So, from about 70 countries in the 1960s and early 1970s, the number of countries holding gold at the Fed seems to have peaked at around 85 in the late 1970s before dropping to a range near 60 in the 1990s, and then 36 in 2008. Notice the huge decline of ~50 gold account holders between 1978 and 2008.

The rise customer numbers in 1978 was no doubt partially due to some central banks opening up gold accounts at the Fed in order to receive restituted gold from the IMF during the gold restitutions around that time.

Remembering that the US Treasury also holds about 5% of its supposed gold reserves at the FRBNY, then, as of 2008 there were 36 foreign central banks and the US Treasury (i.e. 37 institutions) holding gold reserves at the FRBNY.

Surprisingly, the US Treasury in its gold custodial inventory of gold held at the FRBNY lists claims that it holds 31,204 bars in 11 compartments, but the schedule lists these 11 compartments as letters from A to K, and not numbers as are written on the compartments/cages in the FRBNY main vault.

The US Treasury gold supposedly stored at the FRBNY is listed here, starting on page 132 of the pdf (or page 128 of file).

FRBNY desk reflection

Millions of Ozs in the Vaults

Since the early 1970s there has been a consistent drop in the amount of gold held by foreign account holders at the NY fed. Some quotes follow:

(The vault) contained approximately 315 million troy ounces of gold early in 1991, comprising approximately 28 percent of the world’s official monetary gold reserves.” (Introduction, Key to the Gold Vault (KTTGV) 1991)

In 1997, the New York Fed held about 275 million troy ounces of gold, or 8,600 tons, worth approximately $12 billion at the official U.S. Government price ($42.22 per fine troy ounce)” (A Day at the Fed 1997)
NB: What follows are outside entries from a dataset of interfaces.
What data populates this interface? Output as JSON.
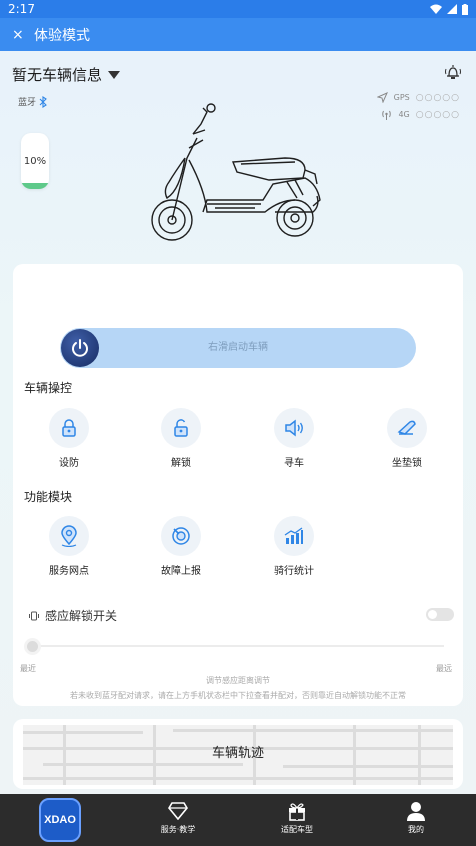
{
  "status_bar": {
    "time": "2:17"
  },
  "app_bar": {
    "close_symbol": "×",
    "title": "体验模式"
  },
  "vehicle": {
    "name": "暂无车辆信息"
  },
  "connectivity": {
    "bluetooth_label": "蓝牙",
    "gps_label": "GPS",
    "gps_strength": "○○○○○",
    "network_label": "4G",
    "network_strength": "○○○○○"
  },
  "battery": {
    "percent_label": "10%",
    "level": 0.1,
    "color": "#5ec98a"
  },
  "start_slider": {
    "hint": "右滑启动车辆"
  },
  "vehicle_control": {
    "title": "车辆操控",
    "items": [
      {
        "label": "设防",
        "icon": "lock-icon"
      },
      {
        "label": "解锁",
        "icon": "unlock-icon"
      },
      {
        "label": "寻车",
        "icon": "speaker-icon"
      },
      {
        "label": "坐垫锁",
        "icon": "seat-lock-icon"
      }
    ]
  },
  "function_modules": {
    "title": "功能模块",
    "items": [
      {
        "label": "服务网点",
        "icon": "location-pin-icon"
      },
      {
        "label": "故障上报",
        "icon": "fault-report-icon"
      },
      {
        "label": "骑行统计",
        "icon": "stats-chart-icon"
      }
    ]
  },
  "proximity_unlock": {
    "label": "感应解锁开关",
    "enabled": false,
    "range_min_label": "最近",
    "range_max_label": "最远",
    "caption": "调节感应距离调节",
    "hint": "若未收到蓝牙配对请求，请在上方手机状态栏中下拉查看并配对，否则靠近自动解锁功能不正常"
  },
  "track": {
    "label": "车辆轨迹"
  },
  "bottom_nav": {
    "logo_text": "XDAO",
    "items": [
      {
        "label": "服务·教学",
        "icon": "diamond-icon"
      },
      {
        "label": "适配车型",
        "icon": "gift-icon"
      },
      {
        "label": "我的",
        "icon": "person-icon"
      }
    ]
  },
  "colors": {
    "primary": "#3a8cf0",
    "status_bar": "#2b7de9",
    "icon_blue": "#2f86e6",
    "nav_bg": "#2c2c2c"
  }
}
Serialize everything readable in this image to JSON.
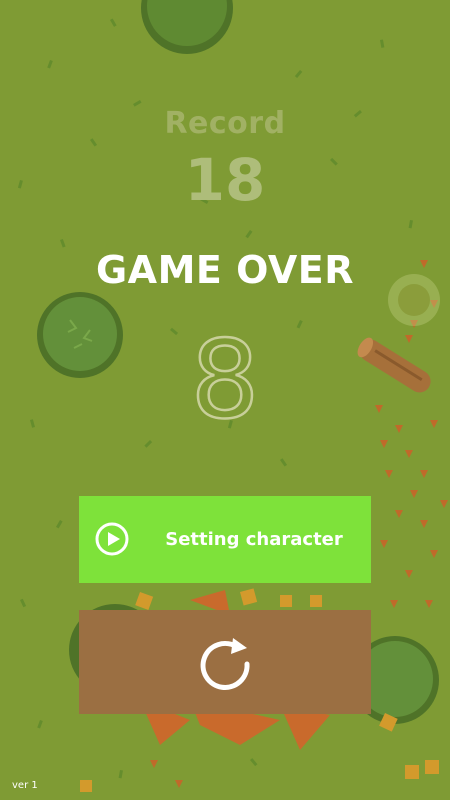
{
  "record": {
    "label": "Record",
    "value": "18"
  },
  "game_over": {
    "title": "GAME OVER",
    "score": "8"
  },
  "buttons": {
    "setting_character": {
      "label": "Setting character",
      "icon": "play-circle-icon"
    },
    "retry": {
      "icon": "restart-icon"
    }
  },
  "footer": {
    "version": "ver 1"
  },
  "colors": {
    "background": "#7f9b34",
    "setting_button": "#7ee23a",
    "retry_button": "#9b6f42",
    "bush": "#5b7f2c",
    "log": "#a6703a",
    "leaf": "#c96a2c"
  }
}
“In the middle of 1997, the Fed’s vault contained roughly 269 million troy ounces of gold.” (page 6, KTTGV 1998).

In mid – 2004, the Fed’s vault contained roughly 266 (226) million troy ounces of gold”. (page 6, 2004 KTTGV)

Note:The 266 million ounces was a typo in the 2004 brochure, and they meant to write 226 million ounces because they quoted a valuation of $90 billion based on a price of $400 per ounce. See explanation below.

As of early 2008, the Fed’s vault contained roughly 216 million troy ounces of gold.” (page 6, KTGV 2008).

As of 2012, the vault housed approximately 530,000 gold bars, with a combined weight of approximately 6,700 tonsCurrent NY Fed gold page on web site. This would be 212 million troy ounces if all the bars were 400oz good delivery bars (of 995 fineness or above).

Note: The NY Fed also used their 2010 update to the Financial Times to state that whereas their 2004 brochure claimed that they held 266 million ounces of gold on behalf of central bank customers, this should in fact have said 226 million ounces. This discrepancy is definitely just a typo since the same sentence in the brochure quoted a total gold holding value of $90 billion at $400 per ounce, which equates to 225 million ounces..

So, gold holdings at the FRBNY fell from 316 million ounces in 1991, to between 269 – 275 million in 1998, to 226 million in 2004, and 216 million in 2008, and 212 million in the last few years. That’s a 100 million ounce drop from 1991 to 2008 , or 3110 tonnes.

That this 100 million ounce outflow of gold from the Fed´s New York vaults took place in conjunction with a marked decline in the number of foreign central bank gold account holders at the Fed, suggests that some of the customers withdrew all of their New York gold holdings and ceased to be gold customers.

Part 2 of The Keys to the Gold Vaults at the New York Fed will focus on the FRB´s rarely talked about Auxiliary Vault, while Part 3 will shed some light on ‘coin bars’ and look at why coin bars arrived at the Fed’s Manhattan vaults, and where they might have gone since then.